This library has been created as an extension of the original iPhone Library and is intended to supersede that library for all new projects. Existing projects that use components in the iPhone Library should continue to link to it but may also link to this new library.
The iOS Library contains a collection of custom element widgets, components and icons for prototyping Apple iPad, iPhone and iPod Touch applications.
Creating libraries like this gives us a lot of ideas on how to improve GUI Design Studio itself, but also throws up some interesting learning experiences for library design.
Here’s three key lessons we learned that may be of use to you in creating your own design libraries for reusing widgets and components in your own projects…
1. Think ahead when planning the library structure
When we produced the original iPhone Library, we had always intended on producing a separate iPad Library.
But when we came to work on the iPad Library, we quickly realized that there’d be a lot of overlap with the same widgets appearing in both libraries.
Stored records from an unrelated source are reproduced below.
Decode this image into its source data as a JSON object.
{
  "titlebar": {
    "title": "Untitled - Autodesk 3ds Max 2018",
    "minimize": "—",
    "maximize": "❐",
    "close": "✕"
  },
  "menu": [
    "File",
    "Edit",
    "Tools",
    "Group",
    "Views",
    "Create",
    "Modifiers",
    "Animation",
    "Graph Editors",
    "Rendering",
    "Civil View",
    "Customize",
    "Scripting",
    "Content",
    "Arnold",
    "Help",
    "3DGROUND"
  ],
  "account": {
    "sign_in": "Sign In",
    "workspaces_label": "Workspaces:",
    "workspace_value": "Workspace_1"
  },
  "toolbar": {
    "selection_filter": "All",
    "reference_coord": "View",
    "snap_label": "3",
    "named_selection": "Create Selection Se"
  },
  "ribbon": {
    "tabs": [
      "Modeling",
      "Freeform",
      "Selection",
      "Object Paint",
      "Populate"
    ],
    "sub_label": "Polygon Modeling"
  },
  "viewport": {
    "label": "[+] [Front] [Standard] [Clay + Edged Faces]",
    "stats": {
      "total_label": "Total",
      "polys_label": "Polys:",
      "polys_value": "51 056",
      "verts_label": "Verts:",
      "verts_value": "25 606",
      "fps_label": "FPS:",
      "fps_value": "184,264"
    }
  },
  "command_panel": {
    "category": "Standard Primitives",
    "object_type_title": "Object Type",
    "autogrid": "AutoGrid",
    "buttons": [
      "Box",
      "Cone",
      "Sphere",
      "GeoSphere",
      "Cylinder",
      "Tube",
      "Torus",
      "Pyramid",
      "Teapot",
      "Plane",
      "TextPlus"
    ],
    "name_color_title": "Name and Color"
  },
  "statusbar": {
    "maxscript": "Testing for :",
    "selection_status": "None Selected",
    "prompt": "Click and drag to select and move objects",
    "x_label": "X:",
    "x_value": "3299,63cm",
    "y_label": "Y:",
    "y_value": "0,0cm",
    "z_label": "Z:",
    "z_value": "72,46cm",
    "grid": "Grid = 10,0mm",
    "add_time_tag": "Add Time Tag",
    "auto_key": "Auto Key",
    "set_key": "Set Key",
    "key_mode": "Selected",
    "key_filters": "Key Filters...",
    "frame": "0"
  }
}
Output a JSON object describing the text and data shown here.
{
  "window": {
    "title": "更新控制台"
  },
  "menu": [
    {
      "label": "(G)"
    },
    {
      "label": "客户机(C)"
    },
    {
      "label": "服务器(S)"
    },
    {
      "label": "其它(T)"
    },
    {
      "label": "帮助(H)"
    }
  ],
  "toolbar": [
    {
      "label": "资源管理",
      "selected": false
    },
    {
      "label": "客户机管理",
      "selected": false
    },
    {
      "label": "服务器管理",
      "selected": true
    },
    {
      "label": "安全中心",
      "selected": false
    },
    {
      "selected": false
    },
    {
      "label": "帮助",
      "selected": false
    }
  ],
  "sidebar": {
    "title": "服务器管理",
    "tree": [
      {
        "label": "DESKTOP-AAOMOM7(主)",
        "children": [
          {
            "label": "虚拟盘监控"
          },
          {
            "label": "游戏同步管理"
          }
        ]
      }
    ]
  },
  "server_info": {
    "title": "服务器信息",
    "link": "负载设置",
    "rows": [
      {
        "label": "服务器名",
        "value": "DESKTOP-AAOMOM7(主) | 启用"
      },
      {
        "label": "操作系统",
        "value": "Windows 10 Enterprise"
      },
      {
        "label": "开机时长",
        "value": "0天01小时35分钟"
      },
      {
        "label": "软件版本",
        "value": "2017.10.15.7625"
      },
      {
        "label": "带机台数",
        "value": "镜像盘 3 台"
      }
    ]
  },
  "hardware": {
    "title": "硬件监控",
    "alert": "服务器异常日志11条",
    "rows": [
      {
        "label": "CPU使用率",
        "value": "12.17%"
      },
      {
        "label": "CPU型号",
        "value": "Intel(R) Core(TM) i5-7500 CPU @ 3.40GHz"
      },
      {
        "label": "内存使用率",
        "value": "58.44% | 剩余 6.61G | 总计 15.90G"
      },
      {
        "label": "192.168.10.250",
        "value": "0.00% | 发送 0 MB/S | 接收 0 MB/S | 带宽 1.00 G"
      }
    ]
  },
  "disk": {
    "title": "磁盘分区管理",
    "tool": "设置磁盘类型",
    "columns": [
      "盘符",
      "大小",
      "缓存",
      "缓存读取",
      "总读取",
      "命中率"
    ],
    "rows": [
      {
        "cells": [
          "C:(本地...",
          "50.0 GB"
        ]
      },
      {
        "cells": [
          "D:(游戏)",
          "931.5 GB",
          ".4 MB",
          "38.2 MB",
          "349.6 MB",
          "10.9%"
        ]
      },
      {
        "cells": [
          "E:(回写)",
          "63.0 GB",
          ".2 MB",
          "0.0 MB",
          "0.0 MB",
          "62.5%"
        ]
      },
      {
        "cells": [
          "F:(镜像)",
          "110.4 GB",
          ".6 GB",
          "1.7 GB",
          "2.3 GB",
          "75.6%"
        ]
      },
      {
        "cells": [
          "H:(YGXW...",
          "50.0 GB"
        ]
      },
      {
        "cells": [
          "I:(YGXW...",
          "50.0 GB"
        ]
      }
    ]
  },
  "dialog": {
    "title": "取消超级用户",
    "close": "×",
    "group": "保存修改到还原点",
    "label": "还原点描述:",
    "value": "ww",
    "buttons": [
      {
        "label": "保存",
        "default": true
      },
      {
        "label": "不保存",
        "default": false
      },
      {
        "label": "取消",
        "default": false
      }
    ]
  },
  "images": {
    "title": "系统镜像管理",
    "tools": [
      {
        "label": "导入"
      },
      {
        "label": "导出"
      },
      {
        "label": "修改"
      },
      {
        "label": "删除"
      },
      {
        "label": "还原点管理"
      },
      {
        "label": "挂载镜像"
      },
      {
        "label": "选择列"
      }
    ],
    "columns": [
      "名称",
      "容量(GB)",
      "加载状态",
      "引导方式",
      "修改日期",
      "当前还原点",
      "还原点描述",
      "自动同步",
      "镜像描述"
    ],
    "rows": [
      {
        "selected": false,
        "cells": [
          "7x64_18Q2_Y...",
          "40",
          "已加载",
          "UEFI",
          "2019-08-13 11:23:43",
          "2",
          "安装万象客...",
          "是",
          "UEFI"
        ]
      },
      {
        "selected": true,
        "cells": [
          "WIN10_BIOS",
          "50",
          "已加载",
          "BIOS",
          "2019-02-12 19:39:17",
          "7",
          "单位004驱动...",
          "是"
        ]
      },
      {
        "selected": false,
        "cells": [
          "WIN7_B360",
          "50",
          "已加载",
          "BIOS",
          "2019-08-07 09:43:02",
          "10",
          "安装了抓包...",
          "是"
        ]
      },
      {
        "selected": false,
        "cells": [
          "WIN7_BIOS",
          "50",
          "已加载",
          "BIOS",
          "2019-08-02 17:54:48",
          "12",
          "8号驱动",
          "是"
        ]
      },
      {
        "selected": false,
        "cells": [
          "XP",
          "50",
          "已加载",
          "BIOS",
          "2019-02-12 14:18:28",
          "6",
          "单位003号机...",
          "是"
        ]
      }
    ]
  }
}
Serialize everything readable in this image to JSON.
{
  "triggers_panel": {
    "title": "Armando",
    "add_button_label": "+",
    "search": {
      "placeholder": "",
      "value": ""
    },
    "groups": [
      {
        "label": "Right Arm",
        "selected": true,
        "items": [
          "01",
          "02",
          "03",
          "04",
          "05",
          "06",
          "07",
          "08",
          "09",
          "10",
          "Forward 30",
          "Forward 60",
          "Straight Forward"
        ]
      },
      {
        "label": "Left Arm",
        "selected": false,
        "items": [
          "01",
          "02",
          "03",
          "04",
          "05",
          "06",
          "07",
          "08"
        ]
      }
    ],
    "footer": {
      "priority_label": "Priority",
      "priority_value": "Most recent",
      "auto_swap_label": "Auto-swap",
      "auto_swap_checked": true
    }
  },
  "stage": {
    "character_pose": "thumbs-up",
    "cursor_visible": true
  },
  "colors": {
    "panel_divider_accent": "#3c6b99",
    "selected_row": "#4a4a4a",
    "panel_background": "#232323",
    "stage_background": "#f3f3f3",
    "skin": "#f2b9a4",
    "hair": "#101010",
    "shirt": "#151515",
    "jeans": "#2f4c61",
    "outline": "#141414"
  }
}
If Apple ever produce another type of iOS device with a similar UI then the overlap problem would worsen.
Not only that, but many iOS Apps need to be designed for both platforms so a single design project might contain screens for both targets. While it would still be easy to link to both iPhone and iPad libraries separately, it makes sense just to need the one library.
In the end, we maintained mostly the same folder structure and file names for iPhone components with and added “iPad” labels for the new additions aimed at the iPad. So if a design file or folder contains “iPad” then that’s what it’s for, otherwise it’s for the iPhone or generic.
For widgets, it’s not so bad. The structure is not important because, unlike components, widgets are copied into designs with no reference back to their original location.
Overall, with a bit of forward thinking and planning, we could have had a more consistent structure and naming convention and also avoided the problem of having an obsolete design library floating around!